*GOAL OF THE EXERCISE:*
Scan the entries that follow and copy out every line containing "Figure".
━━━━━━━━━━
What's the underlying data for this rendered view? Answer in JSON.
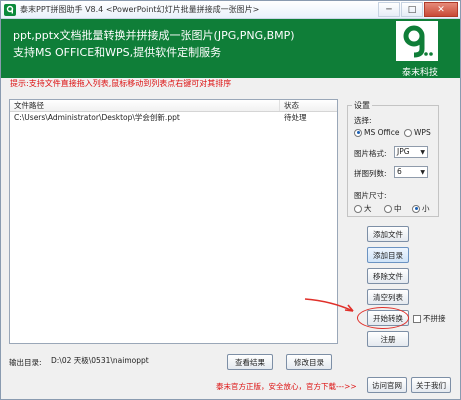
{
  "window": {
    "title": "泰末PPT拼图助手 V8.4 <PowerPoint幻灯片批量拼接成一张图片>"
  },
  "banner": {
    "line1": "ppt,pptx文档批量转换并拼接成一张图片(JPG,PNG,BMP)",
    "line2": "支持MS OFFICE和WPS,提供软件定制服务",
    "logo_text": "泰末科技"
  },
  "hint": "提示:支持文件直接拖入列表,鼠标移动到列表点右键可对其排序",
  "table": {
    "columns": [
      "文件路径",
      "状态"
    ],
    "rows": [
      {
        "path": "C:\\Users\\Administrator\\Desktop\\学会创新.ppt",
        "status": "待处理"
      }
    ]
  },
  "settings": {
    "legend": "设置",
    "engine_label": "选择:",
    "engine_options": [
      {
        "label": "MS Office",
        "selected": true
      },
      {
        "label": "WPS",
        "selected": false
      }
    ],
    "format_label": "图片格式:",
    "format_value": "JPG",
    "columns_label": "拼图列数:",
    "columns_value": "6",
    "size_label": "图片尺寸:",
    "size_options": [
      {
        "label": "大",
        "selected": false
      },
      {
        "label": "中",
        "selected": false
      },
      {
        "label": "小",
        "selected": true
      }
    ]
  },
  "buttons": {
    "add_file": "添加文件",
    "add_folder": "添加目录",
    "remove_file": "移除文件",
    "clear_list": "清空列表",
    "start": "开始转换",
    "no_stitch": "不拼接",
    "register": "注册",
    "view_result": "查看结果",
    "change_dir": "修改目录",
    "visit_site": "访问官网",
    "about": "关于我们"
  },
  "output": {
    "label": "输出目录:",
    "path": "D:\\02 天极\\0531\\naimoppt"
  },
  "footer": {
    "text": "泰末官方正版，安全放心，官方下载",
    "arrows": "--->>"
  },
  "colors": {
    "brand_green": "#0f7e38",
    "hint_red": "#d11111"
  }
}
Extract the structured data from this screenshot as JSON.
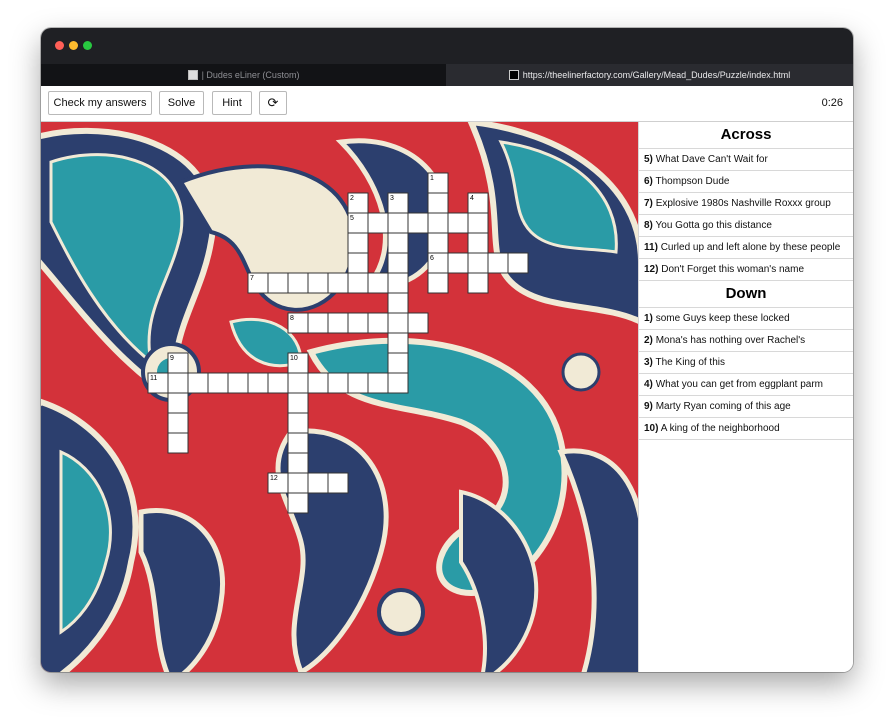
{
  "browser": {
    "tabs": [
      {
        "label": "| Dudes eLiner (Custom)"
      },
      {
        "label": "https://theelinerfactory.com/Gallery/Mead_Dudes/Puzzle/index.html"
      }
    ]
  },
  "toolbar": {
    "check_label": "Check my answers",
    "solve_label": "Solve",
    "hint_label": "Hint",
    "reset_label": "⟳",
    "timer": "0:26"
  },
  "colors": {
    "paisley_red": "#d3323a",
    "paisley_navy": "#2c3f6e",
    "paisley_teal": "#2a9ba6",
    "paisley_cream": "#f1ead6",
    "titlebar": "#1f2024"
  },
  "clues": {
    "across_title": "Across",
    "down_title": "Down",
    "across": [
      {
        "num": "5)",
        "text": "What Dave Can't Wait for"
      },
      {
        "num": "6)",
        "text": "Thompson Dude"
      },
      {
        "num": "7)",
        "text": "Explosive 1980s Nashville Roxxx group"
      },
      {
        "num": "8)",
        "text": "You Gotta go this distance"
      },
      {
        "num": "11)",
        "text": "Curled up and left alone by these people"
      },
      {
        "num": "12)",
        "text": "Don't Forget this woman's name"
      }
    ],
    "down": [
      {
        "num": "1)",
        "text": "some Guys keep these locked"
      },
      {
        "num": "2)",
        "text": "Mona's has nothing over Rachel's"
      },
      {
        "num": "3)",
        "text": "The King of this"
      },
      {
        "num": "4)",
        "text": "What you can get from eggplant parm"
      },
      {
        "num": "9)",
        "text": "Marty Ryan coming of this age"
      },
      {
        "num": "10)",
        "text": "A king of the neighborhood"
      }
    ]
  },
  "grid": {
    "numbers": [
      "1",
      "2",
      "3",
      "4",
      "5",
      "6",
      "7",
      "8",
      "9",
      "10",
      "11",
      "12"
    ]
  }
}
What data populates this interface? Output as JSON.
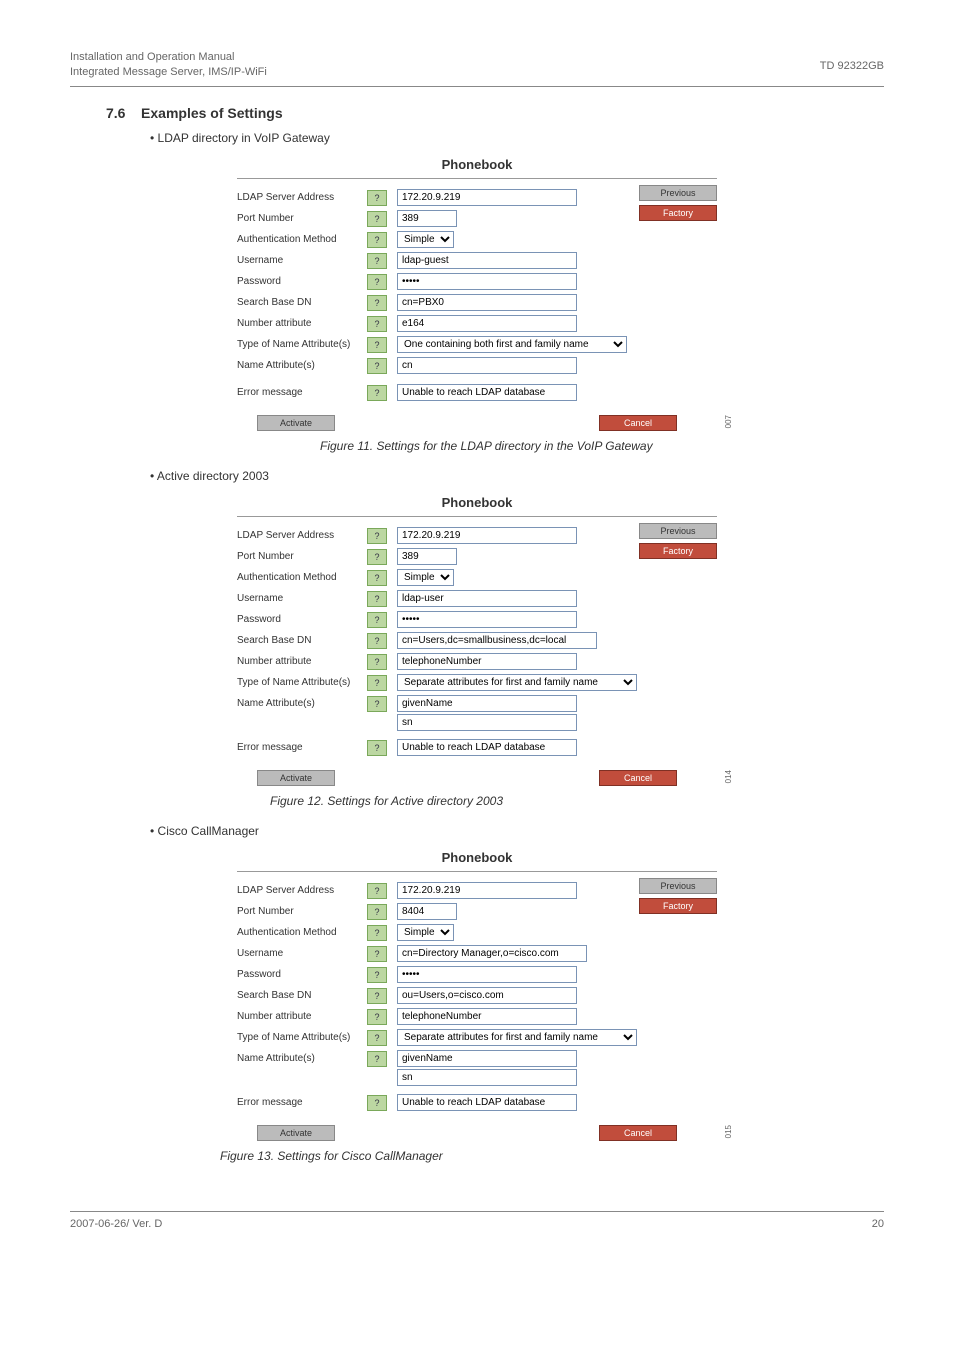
{
  "header": {
    "line1": "Installation and Operation Manual",
    "line2": "Integrated Message Server, IMS/IP-WiFi",
    "right": "TD 92322GB"
  },
  "section": {
    "num": "7.6",
    "title": "Examples of Settings"
  },
  "bullets": {
    "b1": "LDAP directory in VoIP Gateway",
    "b2": "Active directory 2003",
    "b3": "Cisco CallManager"
  },
  "captions": {
    "f11": "Figure 11. Settings for the LDAP directory in the VoIP Gateway",
    "f12": "Figure 12. Settings for Active directory 2003",
    "f13": "Figure 13. Settings for Cisco CallManager"
  },
  "pb": {
    "title": "Phonebook",
    "labels": {
      "server": "LDAP Server Address",
      "port": "Port Number",
      "auth": "Authentication Method",
      "user": "Username",
      "pass": "Password",
      "base": "Search Base DN",
      "numattr": "Number attribute",
      "typename": "Type of Name Attribute(s)",
      "nameattr": "Name Attribute(s)",
      "err": "Error message"
    },
    "help": "?",
    "auth_option": "Simple",
    "buttons": {
      "previous": "Previous",
      "factory": "Factory",
      "activate": "Activate",
      "cancel": "Cancel"
    },
    "err_val": "Unable to reach LDAP database"
  },
  "fig11": {
    "server": "172.20.9.219",
    "port": "389",
    "user": "ldap-guest",
    "pass": "•••••",
    "base": "cn=PBX0",
    "numattr": "e164",
    "typename": "One containing both first and family name",
    "nameattr": "cn",
    "side": "007"
  },
  "fig12": {
    "server": "172.20.9.219",
    "port": "389",
    "user": "ldap-user",
    "pass": "•••••",
    "base": "cn=Users,dc=smallbusiness,dc=local",
    "numattr": "telephoneNumber",
    "typename": "Separate attributes for first and family name",
    "nameattr1": "givenName",
    "nameattr2": "sn",
    "side": "014"
  },
  "fig13": {
    "server": "172.20.9.219",
    "port": "8404",
    "user": "cn=Directory Manager,o=cisco.com",
    "pass": "•••••",
    "base": "ou=Users,o=cisco.com",
    "numattr": "telephoneNumber",
    "typename": "Separate attributes for first and family name",
    "nameattr1": "givenName",
    "nameattr2": "sn",
    "side": "015"
  },
  "footer": {
    "left": "2007-06-26/ Ver. D",
    "right": "20"
  }
}
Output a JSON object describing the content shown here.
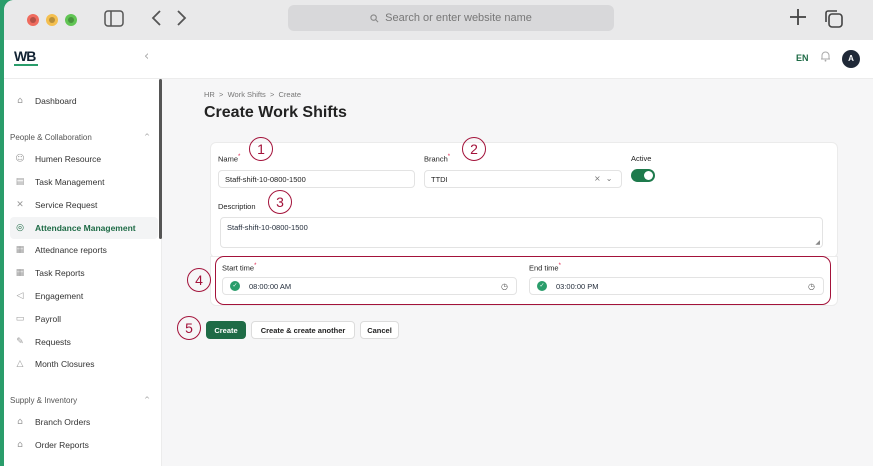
{
  "browser": {
    "search_placeholder": "Search or enter website name",
    "icons": [
      "sidebar-toggle-icon",
      "back-icon",
      "forward-icon",
      "search-icon",
      "new-tab-icon",
      "tabs-icon"
    ]
  },
  "header": {
    "logo_text": "WB",
    "logo_sub": "WORKMOTION BY ISSU",
    "collapse_glyph": "‹",
    "language": "EN",
    "avatar_initial": "A"
  },
  "sidebar": {
    "top_item": {
      "label": "Dashboard",
      "icon": "home-icon"
    },
    "sections": [
      {
        "title": "People & Collaboration",
        "items": [
          {
            "label": "Humen Resource",
            "icon": "users-icon"
          },
          {
            "label": "Task Management",
            "icon": "clipboard-icon"
          },
          {
            "label": "Service Request",
            "icon": "tools-icon"
          },
          {
            "label": "Attendance Management",
            "icon": "fingerprint-icon",
            "active": true
          },
          {
            "label": "Attednance reports",
            "icon": "report-icon"
          },
          {
            "label": "Task Reports",
            "icon": "report-icon"
          },
          {
            "label": "Engagement",
            "icon": "megaphone-icon"
          },
          {
            "label": "Payroll",
            "icon": "payroll-icon"
          },
          {
            "label": "Requests",
            "icon": "edit-icon"
          },
          {
            "label": "Month Closures",
            "icon": "lock-icon"
          }
        ]
      },
      {
        "title": "Supply & Inventory",
        "items": [
          {
            "label": "Branch Orders",
            "icon": "bag-icon"
          },
          {
            "label": "Order Reports",
            "icon": "bag-icon"
          }
        ]
      }
    ]
  },
  "main": {
    "breadcrumb": [
      "HR",
      "Work Shifts",
      "Create"
    ],
    "breadcrumb_sep": ">",
    "title": "Create Work Shifts",
    "form": {
      "name_label": "Name",
      "name_value": "Staff-shift-10-0800-1500",
      "branch_label": "Branch",
      "branch_value": "TTDI",
      "active_label": "Active",
      "active_on": true,
      "description_label": "Description",
      "description_value": "Staff-shift-10-0800-1500",
      "required_mark": "*",
      "start_label": "Start time",
      "start_value": "08:00:00 AM",
      "end_label": "End time",
      "end_value": "03:00:00 PM"
    },
    "buttons": {
      "create": "Create",
      "create_another": "Create & create another",
      "cancel": "Cancel"
    }
  },
  "annotations": [
    "1",
    "2",
    "3",
    "4",
    "5"
  ],
  "colors": {
    "brand": "#1e6b46",
    "accent": "#2a9d6b",
    "annotation": "#a3123a"
  }
}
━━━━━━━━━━
*OUTPUT:*
    "f11": "Figure 11. Settings for the LDAP directory in the VoIP Gateway",
    "f12": "Figure 12. Settings for Active directory 2003",
    "f13": "Figure 13. Settings for Cisco CallManager"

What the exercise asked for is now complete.